“Following the dirt” may lead through an undocumented change of hands. Person A sold to person B, but person C later sold the land. How did it get from B to C? These cases nearly always indicate transfers by inheritance, not by sale, so look for person B’s will listing person C as an heir. The other possibility is that the land “moved” in and out of the jurisdiction when boundaries changed, leaving a transaction for the transfer from B to C in another courthouse. For example, land in and near the current-day town of Tiverton, RI, has been alternately claimed by Rhode Island and Massachusetts over the past 350 years.
The dates in a Colonial deed may give a clue to the politics of the grantor by indicating dates as being “in the 3rd year of the reign of King George III.” This wording (referred to as “regnal dates”) was most often encountered before or during the Revolutionary War, and might indicate a Loyalist. Find a regnal date converter at GenProxy.
Land records research isn’t just for rural ancestors. City residents owned land, too. Even renters could create land records, although they’re usually in the name of the landlord. If you have an address, look for property ownership records. You may be surprised at how much you learn when you dig through the records.
- Records begin: with earliest settlement and continue through the organization of each jurisdiction
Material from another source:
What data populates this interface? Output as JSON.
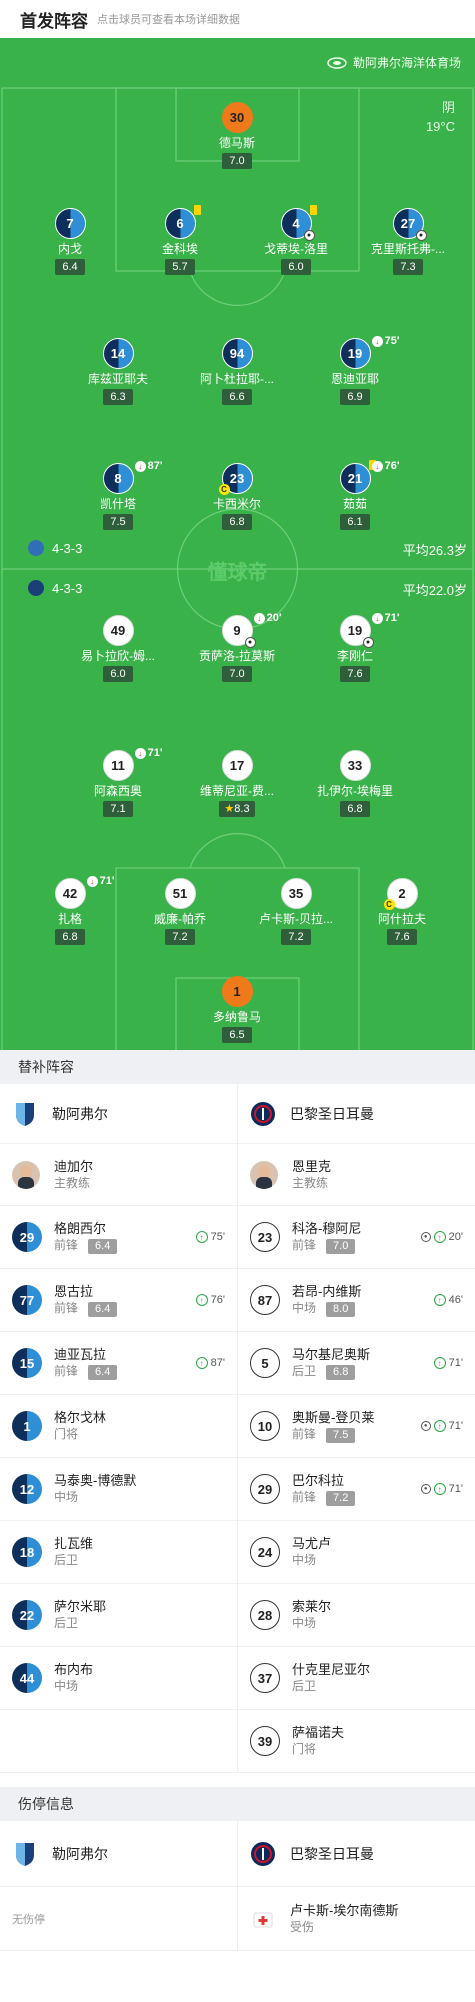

- Key dates: 1785, when the Land Ordinance Act authorized the US Treasury Department to survey and sell public domain land; and 1862, when the Homestead Act allowed settlement of public lands in exchange for improvement and cultivation of the land (the act was repealed in 1976)
- Key details in land records: names of grantee (recipient of the land) and grantor (seller), date of transfer, location of property, terms of transfer
- Search terms: county name, deeds, land grant, land entry case file, land patent, bounty land grant
- How to find in the FamilySearch catalog: Run a Place search for the county and state. Scroll to Land and Property, then browse for the record type and time period.
- How to find at a courthouse: Call or check online to find out if old deeds have been moved to another repository. Search deed index volumes covering the years of interest. Use the volume and page number listed to find the deed.
Land Records Resources
- Cyndi’s List: Land Records, Deeds and Homesteads
- Illinois Public Domain Land Tract Sales
- Indiana State Archives: Land Records
- Kentucky Land Office
- Massachusetts Registry of Deeds
- Platting the Land of Your Ancestors
- Missouri Digital Heritage Land Patents Database
- New Mexico Land Grant Records
- Oregon State Archives: Land Records
- Pennsylvania State Archives: Land Records
- Spanish Land Grants
- Texas General Land Office Land Grant Search
- Virginia Land Office Patents and Grants/Northern Neck Grant and Surveys
Publications and Resources
- Bureau of Land Management
- National Archives and Records Administration
- Courthouse Research for Family Historians by Christine Rose (CR Publications)
- Land and Property Research in the United States by E. Wade Hone (Ancestry)
- Locating Your Roots: Discover Your Ancestors Using Land Records by Patricia Law Hatcher (Betterway Books)
- Researching American Land Records by Kyle Betit (Heritage Productions)
- Revolutionary War Bounty Land Grants Awarded by State Governments by Lloyd DeWitt Bockstruck (Genealogical Publishing Co.)
Tip: Skim other deeds surrounding your ancestor’s to become familiar with the handwriting. This will make it easier when you analyze your ancestor’s deed.
Tip: Deed indexes are usually arranged by the first letter or two of the grantee’s or grantor’s surname, but aren’t strictly alphabetical beyond that.
A version of this article appeared in the January/February 2014 issue of Family Tree Magazine.